Sunday, March 14, 2010

The Red Deer river canyon

Hey-O to everyone out there in Blog land! It's time I introduce myself and finally blog. I am Avery, one of the interpreters for W.E.E.S. I have had the pleasure of working with them for almost a year now and that's how long it takes me to Blog I guess!

The Red Deer river canyon is an often overlooked asset to our landscape! Formed millions of years ago, this amazing canyon gives us a direct look into the past. The different rock and silt layers are clearly visible in parts and show us what is really under our feet! (all the way down to the Paleocene era Paskapoo sandstone, our bedrock)

The canyon is also home to diverse wildlife like Eagles, Osprey, White Tail and Mule deer as well as coyotes and other scavengers! Both winter and summer the canyon offers amazing vistas (and learning opportunities).

Accessing the canyon can be difficult as trails are hard to come-by and the walls can get quite steep, but there is a better way to see it than by foot:

By Raft!

W.E.E.S will once again be offering raft trips down the Red Deer river during the summer months and would love to accommodate you and/or your group! Float down the river and enjoy the sights and sounds with an Interpreter guiding the way. Please call for more information and prices!

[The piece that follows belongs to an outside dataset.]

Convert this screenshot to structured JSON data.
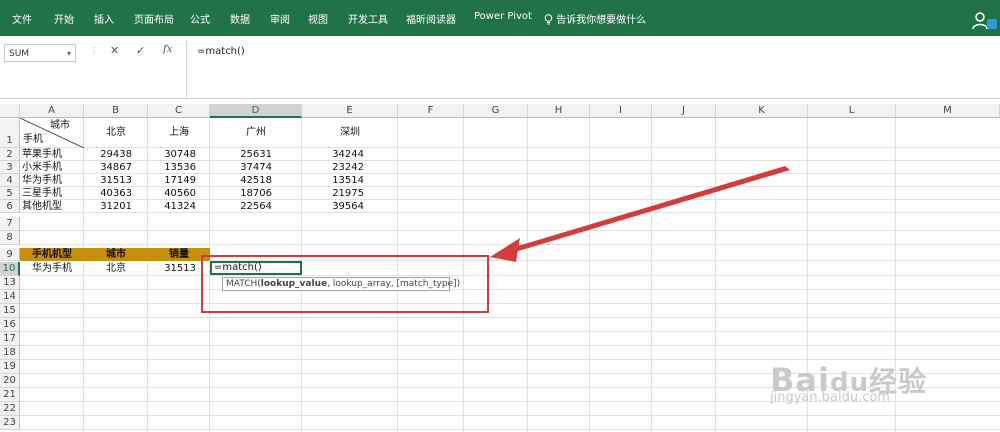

In other wonderful nature news, spring once again provided a surprise to the Rocky Mountains in the last few days, over 60cms dropped all over Rockies and Columbia's with more in the forecast! With this exciting news it is certain that many will head out to enjoy this new snow by ski's, snowshoes and snow-machine but please update yourself with the Avalanche conditions! It is very dangerous with all this new storm snow so please check the Canadian Avalanche Association page for condition updates before you head out into the uncontrolled areas.

Adventure Safely!


Monday, March 08, 2010

Take a Survey - Help us Out

The Nature Centre staff is looking to overhaul the programs offered both onsite at the Nature Centre and offsite in th community and surrounding area.

Please take a moment to hit the link and fill out our on-line survey. It will take less than 10 minutes.


Monday, March 01, 2010

First Critters of Spring

As I was leaving work on Friday I saw a sight that would warm the heart of all those who yearn for the end of winter: A Richardson's Ground Squirrel (commonly and mistakenly known around here as gophers) ran across the parking lot.

Ground squirrels spend most of their year underground hibernating. They pop up in early spring to mate, fight with each other (males), rear their young and store food. This is a reasonably short, yet exceptionally busy period of time. By the end of July the adults will be heading back underground. The juveniles will remain active until around the end of September.

While we spent the first part of February dicussing the pros and cons of the various groundhogs seeing, or not seeing, their shadows the humble Richardson's Ground Squirrel may give us a better indication of when our spring may arrive and what it may look like.

Also, and I think I tweeted this on our Twitter Feed, while enjoying a brisk, late-winter snowshoe with my family on Sunday morning, my daughter said "Listen Daddy, geese." Sure enough, I looked up to see the first V of returning geese this year. Spring must be on its way.